Friends, we’ve learned a lot this past year about how to best teach reading with our students. It is so important to give our students a strong phonics foundation so that they are strong, confident decoders. But how do we make sure we are prompting them and teaching them with the science of reading in mind? By providing our readers with good decoding strategies through reading small group teaching points.
The First Step of Mastering Reading Small Group Teaching Points
First, you’ll want to take a look at your reading small groups. What do your readers need or what are they struggling with? Do some of your groups need decoding strategies? Do any of your groups need help with comprehension? Is there a group struggling with fluency?
You’ll want to know what they need help with first, so you know what to teach them. I did a blog post a few years ago that discusses the different types of teaching points. You can find that HERE!
We’ve learned so much this year about the science of reading and the importance of having students attend to print when reading. We want to make sure that when we are working with them in small group, we are asking them to attend to the text and not just the picture. Here are a few teaching points you can try to help your students with decoding!
A quick note about teaching points…
A teaching point is NOT something that you can truly pre-plan. A good teaching point is identified as a student is reading so that you can take what they did and then coach them through it. You identify the teaching point as you are observing.
Your teaching point will last only 1-2 minutes and will be something new that the student needs to learn, not an already taught skill that he/she needs to be reminded of.
Encourage students to look at the letters and make every sound.
One of the first reading small group teaching points to include is to have students look at the letters when they are reading. As they look at the letters, we want them to make a sound for each letter in the word. Sometimes students will just look at the beginning of the word and guess the word based on the beginning sound.
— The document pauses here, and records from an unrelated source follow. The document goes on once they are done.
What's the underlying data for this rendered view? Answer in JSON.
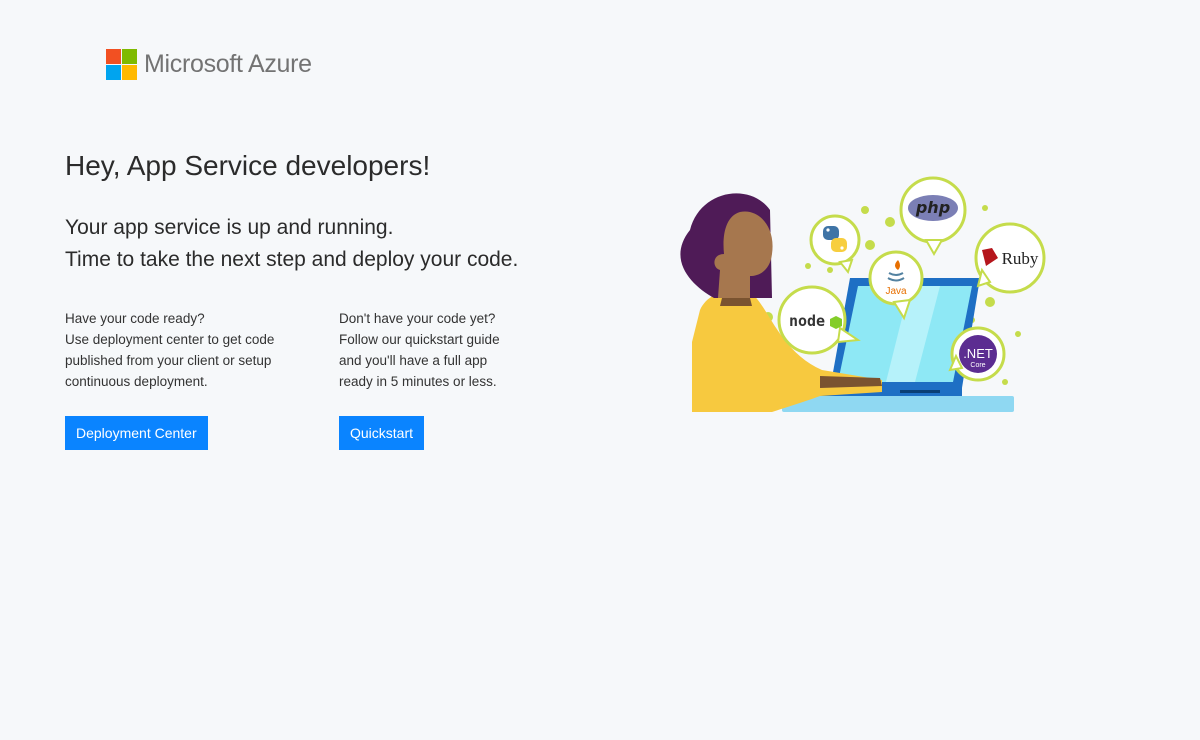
{
  "brand": {
    "name": "Microsoft Azure",
    "logo_colors": [
      "#f25022",
      "#7fba00",
      "#00a4ef",
      "#ffb900"
    ]
  },
  "hero": {
    "title": "Hey, App Service developers!",
    "subtitle_line1": "Your app service is up and running.",
    "subtitle_line2": "Time to take the next step and deploy your code."
  },
  "deploy": {
    "line1": "Have your code ready?",
    "line2": "Use deployment center to get code",
    "line3": "published from your client or setup",
    "line4": "continuous deployment.",
    "button_label": "Deployment Center"
  },
  "quickstart": {
    "line1": "Don't have your code yet?",
    "line2": "Follow our quickstart guide",
    "line3": "and you'll have a full app",
    "line4": "ready in 5 minutes or less.",
    "button_label": "Quickstart"
  },
  "illustration": {
    "php_label": "php",
    "ruby_label": "Ruby",
    "java_label": "Java",
    "node_label": "node",
    "dotnet_label": ".NET",
    "dotnet_sub": "Core"
  },
  "colors": {
    "button": "#0a84ff",
    "bubble_border": "#c5dc4b",
    "screen": "#8ee8f5",
    "laptop": "#1e6fc4",
    "hair": "#4f1b57",
    "skin": "#a6774e",
    "shirt": "#f7c93f"
  }
}
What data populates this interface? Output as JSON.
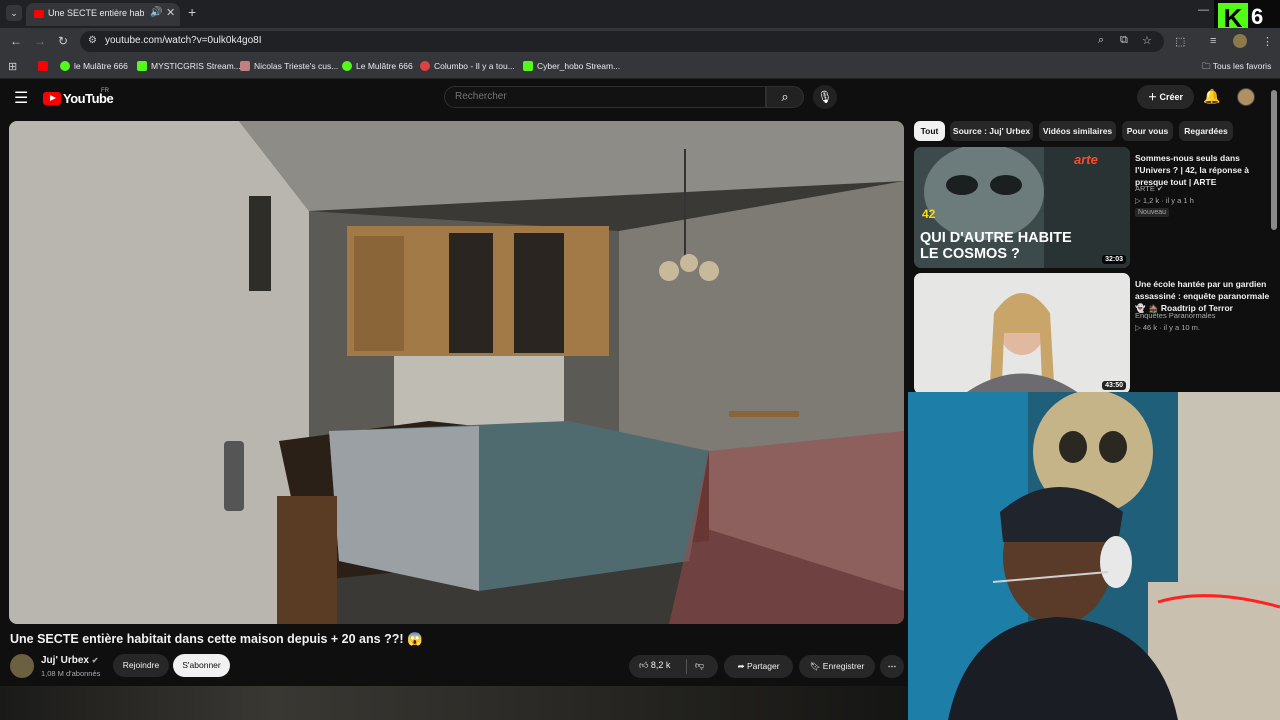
{
  "browser": {
    "tab_title": "Une SECTE entière habitait",
    "url": "youtube.com/watch?v=0ulk0k4go8I",
    "bookmarks": [
      {
        "label": "le Mulâtre 666",
        "color": "#53fc18"
      },
      {
        "label": "MYSTICGRIS Stream...",
        "color": "#53fc18"
      },
      {
        "label": "Nicolas Trieste's cus...",
        "color": "#c08080"
      },
      {
        "label": "Le Mulâtre 666",
        "color": "#53fc18"
      },
      {
        "label": "Columbo - Il y a tou...",
        "color": "#e04040"
      },
      {
        "label": "Cyber_hobo Stream...",
        "color": "#53fc18"
      }
    ],
    "all_favorites": "Tous les favoris"
  },
  "overlay": {
    "kick_letter": "K",
    "kick_number": "6"
  },
  "youtube": {
    "logo": "YouTube",
    "region": "FR",
    "search_placeholder": "Rechercher",
    "create_label": "Créer",
    "video": {
      "title": "Une SECTE entière habitait dans cette maison depuis + 20 ans ??! 😱",
      "channel": "Juj' Urbex",
      "subscribers": "1,08 M d'abonnés",
      "join_label": "Rejoindre",
      "subscribe_label": "S'abonner",
      "likes": "8,2 k",
      "share_label": "Partager",
      "save_label": "Enregistrer"
    },
    "chips": [
      "Tout",
      "Source : Juj' Urbex",
      "Vidéos similaires",
      "Pour vous",
      "Regardées"
    ],
    "recommendations": [
      {
        "title": "Sommes-nous seuls dans l'Univers ? | 42, la réponse à presque tout | ARTE",
        "channel": "ARTE",
        "views": "1,2 k",
        "age": "il y a 1 h",
        "badge": "Nouveau",
        "duration": "32:03",
        "thumb_text_1": "QUI D'AUTRE HABITE",
        "thumb_text_2": "LE COSMOS ?",
        "thumb_logo": "arte",
        "thumb_mark": "42"
      },
      {
        "title": "Une école hantée par un gardien assassiné : enquête paranormale 👻 🏚️ Roadtrip of Terror",
        "channel": "Enquêtes Paranormales",
        "views": "46 k",
        "age": "il y a 10 m.",
        "duration": "43:50"
      }
    ]
  }
}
We don’t want them to do this, we want them to look at each letter and make every sound in the word.
Blend the sounds together.
After students make every sound in a word, we want them to blend the sounds together. They will probably blend them together slowly at first, and then faster as they keep practicing. Blending the sounds together helps them read the word.
Look for syllable types.
Another reading small group teaching point to introduce is to encourage your students to look at the word and look at the vowel. We want students to use their syllable types to help them know what sound the vowel is making in the word.
I have a FREE set of syllable types posters that you can use in your classroom to help teach and remind students about syllables. Get them here!
Monitor for meaning.
We want to teach students the importance of monitoring their reading. We want them to read and notice if it doesn’t make sense or sound right. Then, we want to teach them to go back and look at the letters in the word again if it doesn’t make sense. We also want to encourage them to say each sound in the word to help them read the word accurately.
Reading small group teaching points done for you!
If you want step-by-step guidance with reading small group lessons, including teaching points, the Guided Reading Decodable Kits are for you! Each set has decodable books, detailed lesson plans, phonics practice materials, teaching posters, and more. It’s all done for you and organized in a way that’s easy to understand. You can get each set individually or grab the bundle to save.
- Short Vowels Decodable Readers
- Blends Decodable Readers
- Digraphs Decodable Readers
- Long Vowels Decodable Readers
- Decodable Readers BUNDLE
Are you looking to learn more about bringing the science of reading research to your reading small groups? Join me in this FREE workshop!
These are just a few helpful teaching points I’ve used this year with my own kids at home to help them with decoding.
Have you had your students look at the syllable types to help them decode words? I’d love to know if you’ve tried any of the decoding strategies mentioned above or if you have some good ones of your own! Let me know in the comments. Happy teaching!